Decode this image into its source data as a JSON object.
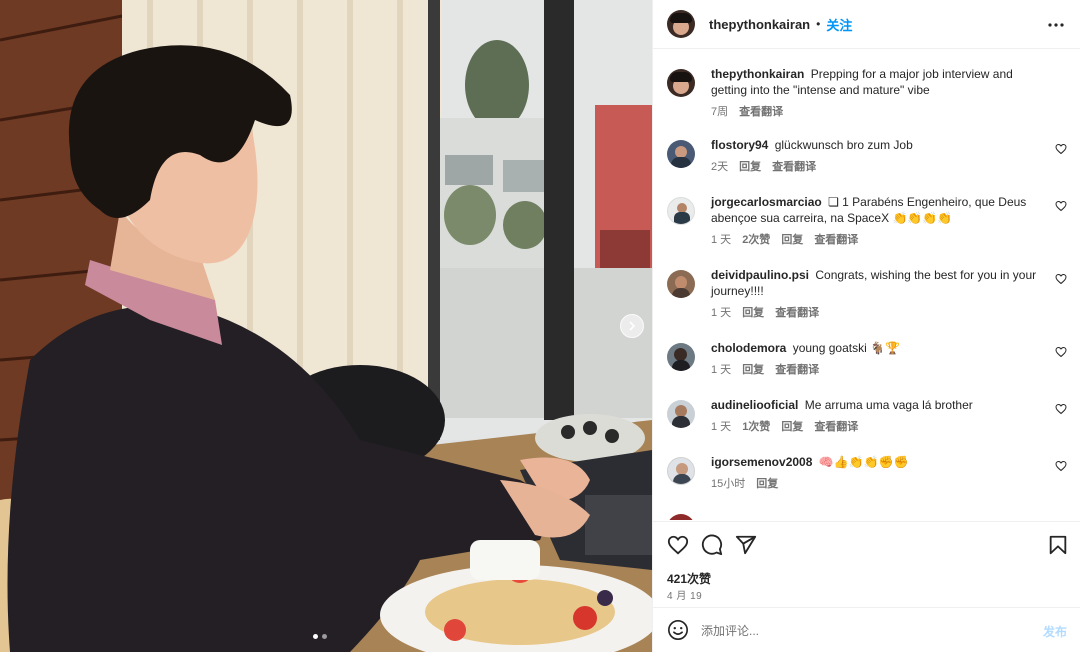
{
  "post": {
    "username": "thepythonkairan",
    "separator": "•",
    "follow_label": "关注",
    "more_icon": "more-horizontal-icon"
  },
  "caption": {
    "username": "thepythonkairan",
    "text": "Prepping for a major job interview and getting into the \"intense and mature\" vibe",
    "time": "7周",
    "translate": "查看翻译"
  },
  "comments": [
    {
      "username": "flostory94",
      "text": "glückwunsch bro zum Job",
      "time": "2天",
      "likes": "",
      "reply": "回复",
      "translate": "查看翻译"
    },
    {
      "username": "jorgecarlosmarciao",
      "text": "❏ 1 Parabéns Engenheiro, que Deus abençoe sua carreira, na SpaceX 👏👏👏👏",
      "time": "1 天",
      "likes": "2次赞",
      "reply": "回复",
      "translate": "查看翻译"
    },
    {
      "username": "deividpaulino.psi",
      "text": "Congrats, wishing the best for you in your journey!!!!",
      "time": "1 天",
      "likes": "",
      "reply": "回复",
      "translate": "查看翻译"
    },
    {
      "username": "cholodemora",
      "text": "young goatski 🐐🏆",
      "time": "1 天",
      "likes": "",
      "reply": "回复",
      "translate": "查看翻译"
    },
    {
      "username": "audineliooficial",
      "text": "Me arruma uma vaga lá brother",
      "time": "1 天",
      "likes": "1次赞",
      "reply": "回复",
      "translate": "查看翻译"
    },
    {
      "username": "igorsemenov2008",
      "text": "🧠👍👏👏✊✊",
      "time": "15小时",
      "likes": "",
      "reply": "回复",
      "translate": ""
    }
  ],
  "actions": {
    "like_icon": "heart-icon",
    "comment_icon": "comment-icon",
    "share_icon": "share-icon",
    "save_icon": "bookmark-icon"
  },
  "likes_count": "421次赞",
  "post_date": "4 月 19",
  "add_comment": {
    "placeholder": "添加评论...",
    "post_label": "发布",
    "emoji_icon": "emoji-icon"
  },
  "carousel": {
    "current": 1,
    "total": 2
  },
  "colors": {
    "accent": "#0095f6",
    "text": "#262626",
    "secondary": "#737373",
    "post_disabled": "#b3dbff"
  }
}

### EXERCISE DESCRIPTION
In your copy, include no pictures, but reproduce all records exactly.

### EXERCISE RESULT
Decode this image into its source data as a JSON object.
{
  "post": {
    "username": "thepythonkairan",
    "separator": "•",
    "follow_label": "关注",
    "more_icon": "more-horizontal-icon"
  },
  "caption": {
    "username": "thepythonkairan",
    "text": "Prepping for a major job interview and getting into the \"intense and mature\" vibe",
    "time": "7周",
    "translate": "查看翻译"
  },
  "comments": [
    {
      "username": "flostory94",
      "text": "glückwunsch bro zum Job",
      "time": "2天",
      "likes": "",
      "reply": "回复",
      "translate": "查看翻译"
    },
    {
      "username": "jorgecarlosmarciao",
      "text": "❏ 1 Parabéns Engenheiro, que Deus abençoe sua carreira, na SpaceX 👏👏👏👏",
      "time": "1 天",
      "likes": "2次赞",
      "reply": "回复",
      "translate": "查看翻译"
    },
    {
      "username": "deividpaulino.psi",
      "text": "Congrats, wishing the best for you in your journey!!!!",
      "time": "1 天",
      "likes": "",
      "reply": "回复",
      "translate": "查看翻译"
    },
    {
      "username": "cholodemora",
      "text": "young goatski 🐐🏆",
      "time": "1 天",
      "likes": "",
      "reply": "回复",
      "translate": "查看翻译"
    },
    {
      "username": "audineliooficial",
      "text": "Me arruma uma vaga lá brother",
      "time": "1 天",
      "likes": "1次赞",
      "reply": "回复",
      "translate": "查看翻译"
    },
    {
      "username": "igorsemenov2008",
      "text": "🧠👍👏👏✊✊",
      "time": "15小时",
      "likes": "",
      "reply": "回复",
      "translate": ""
    }
  ],
  "actions": {
    "like_icon": "heart-icon",
    "comment_icon": "comment-icon",
    "share_icon": "share-icon",
    "save_icon": "bookmark-icon"
  },
  "likes_count": "421次赞",
  "post_date": "4 月 19",
  "add_comment": {
    "placeholder": "添加评论...",
    "post_label": "发布",
    "emoji_icon": "emoji-icon"
  },
  "carousel": {
    "current": 1,
    "total": 2
  },
  "colors": {
    "accent": "#0095f6",
    "text": "#262626",
    "secondary": "#737373",
    "post_disabled": "#b3dbff"
  }
}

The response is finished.